Within the data below, state how many lines contain the string "Speed". Provide the number only.

Entries from a dataset of interfaces:

########

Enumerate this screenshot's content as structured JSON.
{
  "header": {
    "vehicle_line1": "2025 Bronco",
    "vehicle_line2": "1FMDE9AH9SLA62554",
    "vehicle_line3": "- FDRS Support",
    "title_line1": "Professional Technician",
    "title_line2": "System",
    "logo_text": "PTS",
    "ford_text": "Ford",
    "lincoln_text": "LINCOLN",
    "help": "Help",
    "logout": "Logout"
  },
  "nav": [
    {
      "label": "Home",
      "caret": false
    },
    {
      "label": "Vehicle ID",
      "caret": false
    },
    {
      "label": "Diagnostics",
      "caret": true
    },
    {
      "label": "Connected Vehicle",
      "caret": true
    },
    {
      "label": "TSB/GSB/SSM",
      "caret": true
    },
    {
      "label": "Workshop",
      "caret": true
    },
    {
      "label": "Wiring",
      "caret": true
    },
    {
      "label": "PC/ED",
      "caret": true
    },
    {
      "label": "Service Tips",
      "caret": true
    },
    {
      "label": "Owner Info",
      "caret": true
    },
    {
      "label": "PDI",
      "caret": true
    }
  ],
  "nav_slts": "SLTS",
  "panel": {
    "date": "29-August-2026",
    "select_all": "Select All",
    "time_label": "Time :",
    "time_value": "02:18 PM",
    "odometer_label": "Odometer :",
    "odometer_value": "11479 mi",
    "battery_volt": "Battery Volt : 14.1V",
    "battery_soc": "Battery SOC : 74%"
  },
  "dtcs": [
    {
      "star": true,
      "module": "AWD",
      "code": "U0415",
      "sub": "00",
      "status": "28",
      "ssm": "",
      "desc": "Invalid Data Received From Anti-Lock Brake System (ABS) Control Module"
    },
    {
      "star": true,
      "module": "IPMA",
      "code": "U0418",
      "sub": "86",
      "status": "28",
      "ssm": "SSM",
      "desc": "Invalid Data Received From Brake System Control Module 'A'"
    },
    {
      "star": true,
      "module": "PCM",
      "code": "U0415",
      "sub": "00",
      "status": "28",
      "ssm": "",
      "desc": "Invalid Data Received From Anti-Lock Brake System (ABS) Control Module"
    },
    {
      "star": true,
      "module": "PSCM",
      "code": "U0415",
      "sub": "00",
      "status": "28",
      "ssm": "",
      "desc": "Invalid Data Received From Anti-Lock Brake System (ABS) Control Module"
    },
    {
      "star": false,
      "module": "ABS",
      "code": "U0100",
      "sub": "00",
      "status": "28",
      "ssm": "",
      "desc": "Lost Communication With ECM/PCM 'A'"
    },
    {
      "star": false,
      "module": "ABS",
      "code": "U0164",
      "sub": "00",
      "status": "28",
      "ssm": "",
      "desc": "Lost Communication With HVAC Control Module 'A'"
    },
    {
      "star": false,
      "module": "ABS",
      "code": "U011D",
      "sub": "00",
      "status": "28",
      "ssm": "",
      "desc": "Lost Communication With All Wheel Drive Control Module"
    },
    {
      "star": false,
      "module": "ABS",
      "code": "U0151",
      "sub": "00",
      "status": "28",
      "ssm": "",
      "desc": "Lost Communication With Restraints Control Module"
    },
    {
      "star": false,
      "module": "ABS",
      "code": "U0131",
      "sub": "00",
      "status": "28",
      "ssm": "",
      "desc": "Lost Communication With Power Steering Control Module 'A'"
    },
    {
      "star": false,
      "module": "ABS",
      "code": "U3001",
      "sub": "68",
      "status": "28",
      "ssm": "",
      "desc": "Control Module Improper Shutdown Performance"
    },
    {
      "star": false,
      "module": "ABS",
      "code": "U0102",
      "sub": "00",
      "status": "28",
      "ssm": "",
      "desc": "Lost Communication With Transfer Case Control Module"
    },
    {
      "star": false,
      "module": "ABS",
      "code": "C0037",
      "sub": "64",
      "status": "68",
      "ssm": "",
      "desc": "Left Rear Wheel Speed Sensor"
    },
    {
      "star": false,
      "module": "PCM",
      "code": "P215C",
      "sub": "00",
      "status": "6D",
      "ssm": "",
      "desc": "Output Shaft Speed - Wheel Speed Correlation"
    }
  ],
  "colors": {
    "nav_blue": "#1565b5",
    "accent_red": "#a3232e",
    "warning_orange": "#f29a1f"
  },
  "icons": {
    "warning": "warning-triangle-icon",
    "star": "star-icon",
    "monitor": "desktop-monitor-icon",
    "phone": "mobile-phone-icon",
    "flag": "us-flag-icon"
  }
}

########

__Written response__
2